* Exercise goal: Below are entries. Pull out all lines containing "data".

* Exercise inputs:
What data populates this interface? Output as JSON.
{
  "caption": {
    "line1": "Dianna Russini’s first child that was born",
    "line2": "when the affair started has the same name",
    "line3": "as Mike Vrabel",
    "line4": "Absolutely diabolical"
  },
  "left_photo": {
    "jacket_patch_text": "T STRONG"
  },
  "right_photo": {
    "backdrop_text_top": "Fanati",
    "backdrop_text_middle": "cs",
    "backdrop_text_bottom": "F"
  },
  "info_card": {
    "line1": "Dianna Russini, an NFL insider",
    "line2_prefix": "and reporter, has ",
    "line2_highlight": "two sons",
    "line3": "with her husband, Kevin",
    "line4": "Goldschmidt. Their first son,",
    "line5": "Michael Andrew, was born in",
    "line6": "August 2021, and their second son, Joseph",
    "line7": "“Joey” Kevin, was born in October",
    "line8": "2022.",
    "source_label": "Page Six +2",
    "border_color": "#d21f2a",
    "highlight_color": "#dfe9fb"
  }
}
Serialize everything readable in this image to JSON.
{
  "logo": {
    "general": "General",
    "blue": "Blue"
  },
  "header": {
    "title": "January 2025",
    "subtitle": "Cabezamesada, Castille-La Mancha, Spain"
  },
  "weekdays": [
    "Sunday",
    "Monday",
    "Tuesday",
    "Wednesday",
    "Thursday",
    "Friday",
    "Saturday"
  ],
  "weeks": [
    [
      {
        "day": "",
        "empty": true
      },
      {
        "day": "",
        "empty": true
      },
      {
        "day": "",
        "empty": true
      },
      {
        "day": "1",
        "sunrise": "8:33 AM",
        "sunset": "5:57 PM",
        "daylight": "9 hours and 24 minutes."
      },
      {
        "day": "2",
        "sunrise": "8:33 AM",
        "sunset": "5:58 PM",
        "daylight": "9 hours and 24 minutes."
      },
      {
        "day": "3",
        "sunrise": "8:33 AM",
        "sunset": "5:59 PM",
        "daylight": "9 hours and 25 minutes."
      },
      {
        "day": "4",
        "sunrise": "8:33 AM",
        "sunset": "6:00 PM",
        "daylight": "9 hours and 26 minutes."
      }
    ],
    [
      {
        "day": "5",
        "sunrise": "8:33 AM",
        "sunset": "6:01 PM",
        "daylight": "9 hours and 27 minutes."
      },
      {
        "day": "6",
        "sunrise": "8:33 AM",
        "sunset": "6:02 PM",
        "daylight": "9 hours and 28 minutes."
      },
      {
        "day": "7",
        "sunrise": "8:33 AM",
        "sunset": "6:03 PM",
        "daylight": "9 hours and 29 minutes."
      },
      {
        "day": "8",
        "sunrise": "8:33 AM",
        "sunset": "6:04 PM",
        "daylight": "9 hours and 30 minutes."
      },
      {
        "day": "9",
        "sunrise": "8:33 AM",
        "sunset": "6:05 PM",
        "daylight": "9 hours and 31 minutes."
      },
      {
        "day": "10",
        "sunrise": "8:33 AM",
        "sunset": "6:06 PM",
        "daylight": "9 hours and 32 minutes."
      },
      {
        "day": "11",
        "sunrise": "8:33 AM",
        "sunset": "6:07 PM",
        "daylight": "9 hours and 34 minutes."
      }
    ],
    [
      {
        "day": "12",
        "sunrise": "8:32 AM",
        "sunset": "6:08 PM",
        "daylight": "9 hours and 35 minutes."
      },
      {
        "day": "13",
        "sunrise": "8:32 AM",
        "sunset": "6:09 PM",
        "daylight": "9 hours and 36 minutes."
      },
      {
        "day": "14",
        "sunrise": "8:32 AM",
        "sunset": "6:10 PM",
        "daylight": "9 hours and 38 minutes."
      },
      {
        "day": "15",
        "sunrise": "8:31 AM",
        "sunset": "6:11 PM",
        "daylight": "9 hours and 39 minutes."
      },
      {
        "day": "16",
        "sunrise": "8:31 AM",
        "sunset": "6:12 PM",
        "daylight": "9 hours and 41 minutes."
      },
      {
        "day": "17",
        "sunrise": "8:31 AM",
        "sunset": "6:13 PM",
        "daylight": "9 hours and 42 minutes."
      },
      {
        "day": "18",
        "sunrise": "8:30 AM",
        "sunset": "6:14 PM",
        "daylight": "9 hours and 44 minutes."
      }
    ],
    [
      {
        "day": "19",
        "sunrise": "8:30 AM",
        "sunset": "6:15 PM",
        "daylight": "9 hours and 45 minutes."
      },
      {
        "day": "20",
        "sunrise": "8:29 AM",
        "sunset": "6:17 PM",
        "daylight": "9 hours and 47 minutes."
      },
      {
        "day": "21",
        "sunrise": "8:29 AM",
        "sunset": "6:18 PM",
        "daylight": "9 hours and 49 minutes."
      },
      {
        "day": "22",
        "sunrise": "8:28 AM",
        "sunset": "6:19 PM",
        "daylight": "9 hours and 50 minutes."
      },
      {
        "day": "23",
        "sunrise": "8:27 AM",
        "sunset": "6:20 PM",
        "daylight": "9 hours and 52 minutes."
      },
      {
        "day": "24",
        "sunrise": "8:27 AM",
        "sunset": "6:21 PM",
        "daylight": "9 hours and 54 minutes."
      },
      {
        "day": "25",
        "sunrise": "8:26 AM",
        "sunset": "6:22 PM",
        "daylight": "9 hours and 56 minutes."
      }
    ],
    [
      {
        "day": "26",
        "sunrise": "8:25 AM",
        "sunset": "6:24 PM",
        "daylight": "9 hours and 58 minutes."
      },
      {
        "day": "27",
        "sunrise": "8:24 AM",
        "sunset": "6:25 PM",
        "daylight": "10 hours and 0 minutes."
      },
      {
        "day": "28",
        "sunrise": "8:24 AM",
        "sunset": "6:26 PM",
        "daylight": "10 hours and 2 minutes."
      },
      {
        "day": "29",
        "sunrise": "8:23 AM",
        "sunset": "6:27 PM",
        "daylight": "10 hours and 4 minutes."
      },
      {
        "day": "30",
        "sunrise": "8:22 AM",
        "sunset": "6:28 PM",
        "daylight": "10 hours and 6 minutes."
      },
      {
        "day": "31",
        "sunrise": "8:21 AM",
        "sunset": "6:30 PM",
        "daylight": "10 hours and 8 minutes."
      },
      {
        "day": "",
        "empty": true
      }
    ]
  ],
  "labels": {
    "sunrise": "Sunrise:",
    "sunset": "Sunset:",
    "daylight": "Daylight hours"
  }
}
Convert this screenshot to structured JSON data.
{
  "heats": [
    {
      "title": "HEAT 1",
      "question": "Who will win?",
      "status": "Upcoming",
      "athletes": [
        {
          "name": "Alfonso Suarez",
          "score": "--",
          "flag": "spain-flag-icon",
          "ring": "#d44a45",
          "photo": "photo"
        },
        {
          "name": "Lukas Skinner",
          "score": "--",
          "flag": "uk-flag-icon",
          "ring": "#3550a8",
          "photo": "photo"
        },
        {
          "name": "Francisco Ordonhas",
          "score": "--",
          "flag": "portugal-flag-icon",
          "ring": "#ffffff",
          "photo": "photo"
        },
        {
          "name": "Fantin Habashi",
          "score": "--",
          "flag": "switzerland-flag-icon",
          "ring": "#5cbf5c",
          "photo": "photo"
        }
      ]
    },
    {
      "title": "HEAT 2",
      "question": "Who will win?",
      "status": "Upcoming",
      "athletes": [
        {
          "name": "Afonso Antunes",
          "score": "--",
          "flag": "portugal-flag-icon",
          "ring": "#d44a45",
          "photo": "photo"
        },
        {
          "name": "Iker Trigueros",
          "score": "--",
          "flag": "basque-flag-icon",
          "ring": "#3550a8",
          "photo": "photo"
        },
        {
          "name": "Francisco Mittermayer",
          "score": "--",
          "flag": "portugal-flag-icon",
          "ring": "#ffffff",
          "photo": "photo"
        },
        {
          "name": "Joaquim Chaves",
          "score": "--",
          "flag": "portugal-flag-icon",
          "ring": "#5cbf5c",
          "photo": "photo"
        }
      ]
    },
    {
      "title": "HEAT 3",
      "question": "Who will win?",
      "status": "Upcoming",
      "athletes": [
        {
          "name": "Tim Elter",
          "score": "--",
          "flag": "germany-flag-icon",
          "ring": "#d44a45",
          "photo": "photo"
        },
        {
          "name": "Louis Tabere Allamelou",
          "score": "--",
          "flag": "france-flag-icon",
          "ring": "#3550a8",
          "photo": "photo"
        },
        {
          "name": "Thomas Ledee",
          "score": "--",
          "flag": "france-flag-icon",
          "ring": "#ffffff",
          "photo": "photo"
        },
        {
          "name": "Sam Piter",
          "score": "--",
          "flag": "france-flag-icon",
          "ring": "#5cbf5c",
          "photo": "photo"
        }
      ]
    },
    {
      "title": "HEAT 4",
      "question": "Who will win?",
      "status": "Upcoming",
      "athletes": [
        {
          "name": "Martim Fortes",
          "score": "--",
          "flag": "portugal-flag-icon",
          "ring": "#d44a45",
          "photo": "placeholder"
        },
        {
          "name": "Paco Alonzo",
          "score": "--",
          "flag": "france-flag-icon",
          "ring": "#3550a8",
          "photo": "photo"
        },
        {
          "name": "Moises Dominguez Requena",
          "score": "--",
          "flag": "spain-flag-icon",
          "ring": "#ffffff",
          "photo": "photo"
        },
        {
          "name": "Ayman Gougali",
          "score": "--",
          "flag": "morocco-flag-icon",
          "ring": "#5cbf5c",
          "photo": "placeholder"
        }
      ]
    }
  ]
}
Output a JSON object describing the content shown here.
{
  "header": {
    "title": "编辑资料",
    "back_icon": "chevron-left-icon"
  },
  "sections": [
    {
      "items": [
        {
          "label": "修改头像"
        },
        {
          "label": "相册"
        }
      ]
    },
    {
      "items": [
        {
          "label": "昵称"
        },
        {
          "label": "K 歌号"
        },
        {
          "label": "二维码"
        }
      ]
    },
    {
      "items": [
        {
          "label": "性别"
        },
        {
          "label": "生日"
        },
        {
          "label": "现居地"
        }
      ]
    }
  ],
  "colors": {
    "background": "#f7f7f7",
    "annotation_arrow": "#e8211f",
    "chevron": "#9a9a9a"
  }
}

* Reply:
What data populates this interface? Output as JSON.
Convert this screenshot to structured JSON data.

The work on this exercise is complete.